- [Activity]: Give the data again exactly, without its images.

[Web page and app entries]
--

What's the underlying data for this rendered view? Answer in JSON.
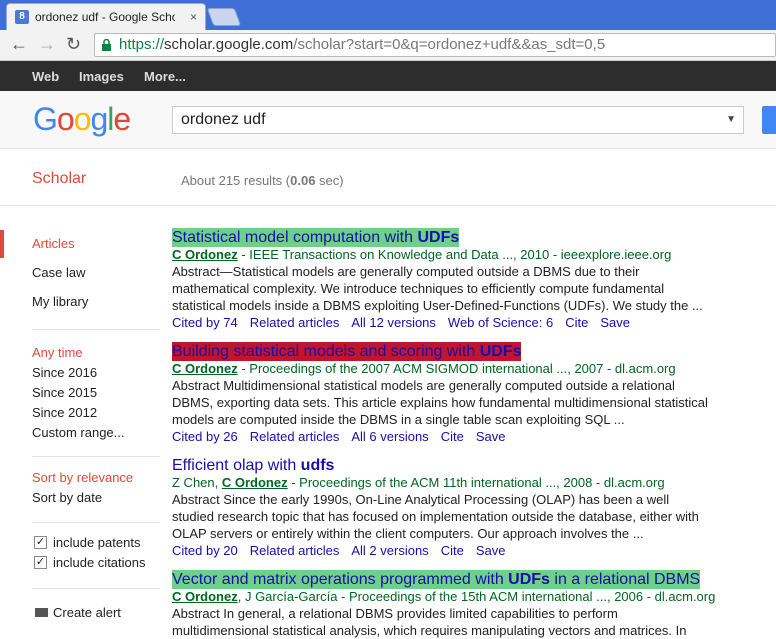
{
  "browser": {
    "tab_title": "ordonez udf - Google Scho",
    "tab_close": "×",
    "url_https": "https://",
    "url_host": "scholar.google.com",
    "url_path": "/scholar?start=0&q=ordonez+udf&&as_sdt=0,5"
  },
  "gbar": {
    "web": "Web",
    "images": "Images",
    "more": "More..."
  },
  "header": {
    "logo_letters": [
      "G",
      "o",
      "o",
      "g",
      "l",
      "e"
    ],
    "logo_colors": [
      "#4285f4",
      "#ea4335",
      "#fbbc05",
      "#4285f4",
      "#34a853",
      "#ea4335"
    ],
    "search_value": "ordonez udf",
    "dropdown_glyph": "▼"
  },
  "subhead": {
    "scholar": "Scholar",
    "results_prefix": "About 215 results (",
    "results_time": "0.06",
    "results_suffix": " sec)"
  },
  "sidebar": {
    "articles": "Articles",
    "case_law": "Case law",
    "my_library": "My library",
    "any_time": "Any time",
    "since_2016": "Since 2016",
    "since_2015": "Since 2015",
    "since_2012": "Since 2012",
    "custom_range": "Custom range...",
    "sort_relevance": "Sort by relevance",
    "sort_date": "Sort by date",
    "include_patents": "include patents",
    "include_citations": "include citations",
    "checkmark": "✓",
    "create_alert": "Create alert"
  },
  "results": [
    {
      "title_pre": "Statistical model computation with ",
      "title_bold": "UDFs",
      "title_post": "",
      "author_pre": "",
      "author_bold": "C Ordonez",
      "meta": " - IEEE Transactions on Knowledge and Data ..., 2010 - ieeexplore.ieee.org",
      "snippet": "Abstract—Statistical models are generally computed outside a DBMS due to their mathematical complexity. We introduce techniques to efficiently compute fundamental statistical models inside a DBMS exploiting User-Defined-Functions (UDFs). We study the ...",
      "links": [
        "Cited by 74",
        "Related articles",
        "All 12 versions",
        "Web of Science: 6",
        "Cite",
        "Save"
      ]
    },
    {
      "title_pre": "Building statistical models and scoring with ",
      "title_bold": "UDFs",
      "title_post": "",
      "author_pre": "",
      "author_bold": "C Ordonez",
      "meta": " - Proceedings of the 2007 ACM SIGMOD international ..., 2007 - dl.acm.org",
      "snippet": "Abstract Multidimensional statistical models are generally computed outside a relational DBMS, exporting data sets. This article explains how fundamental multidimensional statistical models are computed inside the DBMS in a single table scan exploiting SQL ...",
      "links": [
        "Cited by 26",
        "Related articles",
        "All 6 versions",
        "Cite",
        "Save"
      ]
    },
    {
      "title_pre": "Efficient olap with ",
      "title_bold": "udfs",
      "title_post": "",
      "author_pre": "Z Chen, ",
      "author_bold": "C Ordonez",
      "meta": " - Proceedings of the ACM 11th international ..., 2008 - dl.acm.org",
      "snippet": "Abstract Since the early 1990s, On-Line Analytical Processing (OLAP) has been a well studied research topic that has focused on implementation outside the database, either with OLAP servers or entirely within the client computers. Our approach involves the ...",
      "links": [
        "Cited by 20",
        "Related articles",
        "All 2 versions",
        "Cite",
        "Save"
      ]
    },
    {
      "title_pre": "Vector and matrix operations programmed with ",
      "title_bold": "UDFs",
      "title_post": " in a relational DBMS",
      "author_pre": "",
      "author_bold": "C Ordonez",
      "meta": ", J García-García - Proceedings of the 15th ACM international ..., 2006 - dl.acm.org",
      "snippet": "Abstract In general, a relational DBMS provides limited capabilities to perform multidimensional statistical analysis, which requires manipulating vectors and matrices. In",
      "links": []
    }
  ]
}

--

- [Written answer]:
What's the underlying data for this rendered view? Answer in JSON.
{
  "browser": {
    "tab_title": "ordonez udf - Google Scho",
    "tab_close": "×",
    "url_https": "https://",
    "url_host": "scholar.google.com",
    "url_path": "/scholar?start=0&q=ordonez+udf&&as_sdt=0,5"
  },
  "gbar": {
    "web": "Web",
    "images": "Images",
    "more": "More..."
  },
  "header": {
    "logo_letters": [
      "G",
      "o",
      "o",
      "g",
      "l",
      "e"
    ],
    "logo_colors": [
      "#4285f4",
      "#ea4335",
      "#fbbc05",
      "#4285f4",
      "#34a853",
      "#ea4335"
    ],
    "search_value": "ordonez udf",
    "dropdown_glyph": "▼"
  },
  "subhead": {
    "scholar": "Scholar",
    "results_prefix": "About 215 results (",
    "results_time": "0.06",
    "results_suffix": " sec)"
  },
  "sidebar": {
    "articles": "Articles",
    "case_law": "Case law",
    "my_library": "My library",
    "any_time": "Any time",
    "since_2016": "Since 2016",
    "since_2015": "Since 2015",
    "since_2012": "Since 2012",
    "custom_range": "Custom range...",
    "sort_relevance": "Sort by relevance",
    "sort_date": "Sort by date",
    "include_patents": "include patents",
    "include_citations": "include citations",
    "checkmark": "✓",
    "create_alert": "Create alert"
  },
  "results": [
    {
      "title_pre": "Statistical model computation with ",
      "title_bold": "UDFs",
      "title_post": "",
      "author_pre": "",
      "author_bold": "C Ordonez",
      "meta": " - IEEE Transactions on Knowledge and Data ..., 2010 - ieeexplore.ieee.org",
      "snippet": "Abstract—Statistical models are generally computed outside a DBMS due to their mathematical complexity. We introduce techniques to efficiently compute fundamental statistical models inside a DBMS exploiting User-Defined-Functions (UDFs). We study the ...",
      "links": [
        "Cited by 74",
        "Related articles",
        "All 12 versions",
        "Web of Science: 6",
        "Cite",
        "Save"
      ]
    },
    {
      "title_pre": "Building statistical models and scoring with ",
      "title_bold": "UDFs",
      "title_post": "",
      "author_pre": "",
      "author_bold": "C Ordonez",
      "meta": " - Proceedings of the 2007 ACM SIGMOD international ..., 2007 - dl.acm.org",
      "snippet": "Abstract Multidimensional statistical models are generally computed outside a relational DBMS, exporting data sets. This article explains how fundamental multidimensional statistical models are computed inside the DBMS in a single table scan exploiting SQL ...",
      "links": [
        "Cited by 26",
        "Related articles",
        "All 6 versions",
        "Cite",
        "Save"
      ]
    },
    {
      "title_pre": "Efficient olap with ",
      "title_bold": "udfs",
      "title_post": "",
      "author_pre": "Z Chen, ",
      "author_bold": "C Ordonez",
      "meta": " - Proceedings of the ACM 11th international ..., 2008 - dl.acm.org",
      "snippet": "Abstract Since the early 1990s, On-Line Analytical Processing (OLAP) has been a well studied research topic that has focused on implementation outside the database, either with OLAP servers or entirely within the client computers. Our approach involves the ...",
      "links": [
        "Cited by 20",
        "Related articles",
        "All 2 versions",
        "Cite",
        "Save"
      ]
    },
    {
      "title_pre": "Vector and matrix operations programmed with ",
      "title_bold": "UDFs",
      "title_post": " in a relational DBMS",
      "author_pre": "",
      "author_bold": "C Ordonez",
      "meta": ", J García-García - Proceedings of the 15th ACM international ..., 2006 - dl.acm.org",
      "snippet": "Abstract In general, a relational DBMS provides limited capabilities to perform multidimensional statistical analysis, which requires manipulating vectors and matrices. In",
      "links": []
    }
  ]
}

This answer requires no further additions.